Scales are the most appropriate instrument for measuring mass on Earth. Mass and weight are not necessarily the same, even though the terms are sometimes used interchangeably.
Scales come in a wide variety of styles. For example, some scales are designed so that a heavy object pulls a spring that moves an indicator, which tells the operator how much the item weighs. Other scales, such as a bathroom scale, work by using a small computer to calculate the amount of force pushing the scale down. In laboratories, most scientists use balances that allow them to compare an object with a known weight to one with an unknown weight. These types of scales often have three different arms that hold counterweights of different sizes and are called triple beam balances.
Mass refers to the amount of material in an object, whereas weight refers to the gravity affecting the object.

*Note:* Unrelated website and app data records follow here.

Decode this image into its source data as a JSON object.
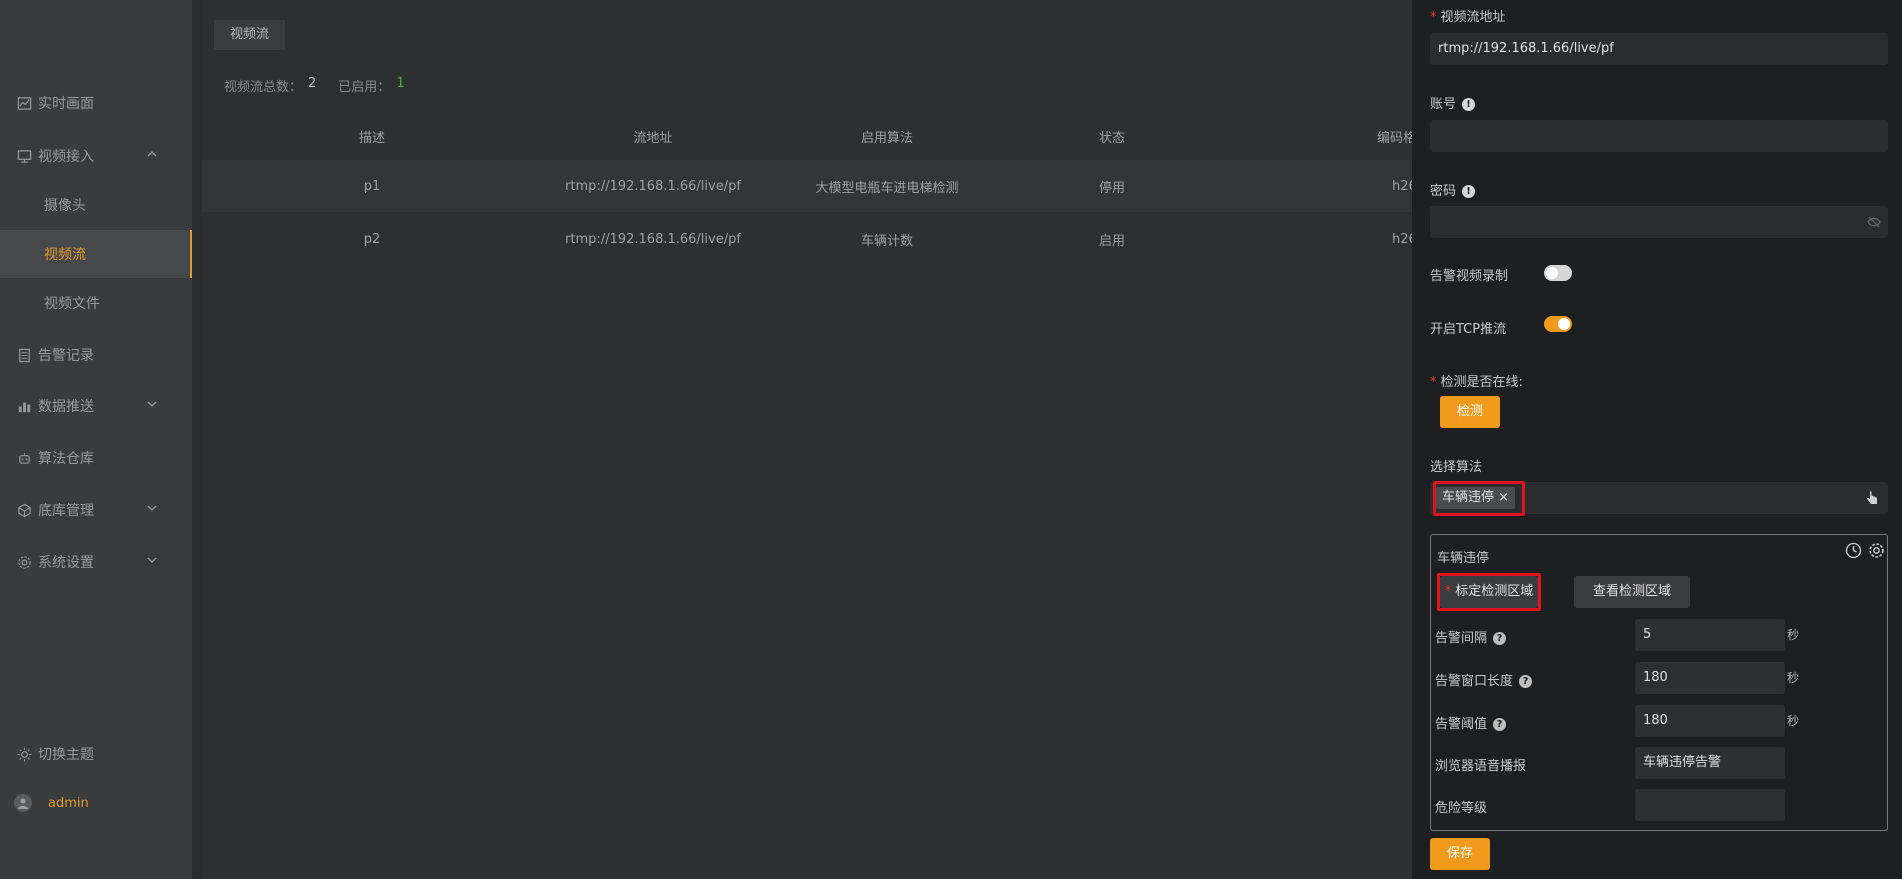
{
  "sidebar": {
    "items": [
      {
        "label": "实时画面",
        "icon": "line-chart-icon"
      },
      {
        "label": "视频接入",
        "icon": "monitor-icon",
        "expanded": true
      },
      {
        "label": "摄像头",
        "sub": true
      },
      {
        "label": "视频流",
        "sub": true,
        "active": true
      },
      {
        "label": "视频文件",
        "sub": true
      },
      {
        "label": "告警记录",
        "icon": "document-icon"
      },
      {
        "label": "数据推送",
        "icon": "bar-chart-icon"
      },
      {
        "label": "算法仓库",
        "icon": "robot-icon"
      },
      {
        "label": "底库管理",
        "icon": "cube-icon"
      },
      {
        "label": "系统设置",
        "icon": "gear-icon"
      }
    ],
    "theme_label": "切换主题",
    "user_name": "admin"
  },
  "main": {
    "tab": "视频流",
    "stats": {
      "total_label": "视频流总数：",
      "total": "2",
      "enabled_label": "已启用：",
      "enabled": "1"
    },
    "columns": [
      "描述",
      "流地址",
      "启用算法",
      "状态",
      "编码格"
    ],
    "rows": [
      {
        "desc": "p1",
        "url": "rtmp://192.168.1.66/live/pf",
        "algo": "大模型电瓶车进电梯检测",
        "status": "停用",
        "codec": "h26"
      },
      {
        "desc": "p2",
        "url": "rtmp://192.168.1.66/live/pf",
        "algo": "车辆计数",
        "status": "启用",
        "codec": "h26"
      }
    ]
  },
  "drawer": {
    "url_label": "视频流地址",
    "url_value": "rtmp://192.168.1.66/live/pf",
    "account_label": "账号",
    "account_value": "",
    "password_label": "密码",
    "password_value": "",
    "record_label": "告警视频录制",
    "record_on": false,
    "tcp_label": "开启TCP推流",
    "tcp_on": true,
    "online_label": "检测是否在线:",
    "check_button": "检测",
    "algo_label": "选择算法",
    "selected_algo": "车辆违停",
    "panel": {
      "title": "车辆违停",
      "mark_button": "标定检测区域",
      "view_button": "查看检测区域",
      "interval_label": "告警间隔",
      "interval_value": "5",
      "window_label": "告警窗口长度",
      "window_value": "180",
      "threshold_label": "告警阈值",
      "threshold_value": "180",
      "unit": "秒",
      "voice_label": "浏览器语音播报",
      "voice_value": "车辆违停告警",
      "risk_label": "危险等级",
      "risk_value": ""
    },
    "save_button": "保存",
    "accent_color": "#f19a1c"
  }
}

For example, an object with 100 grams of mass does not change its mass, no matter where it is. However, the Earth's gravity pulls the object down enough to make it weigh 100 grams, but if the object were on the moon, it would weigh significantly less because the moon’s gravity is not as strong as the Earth's gravity.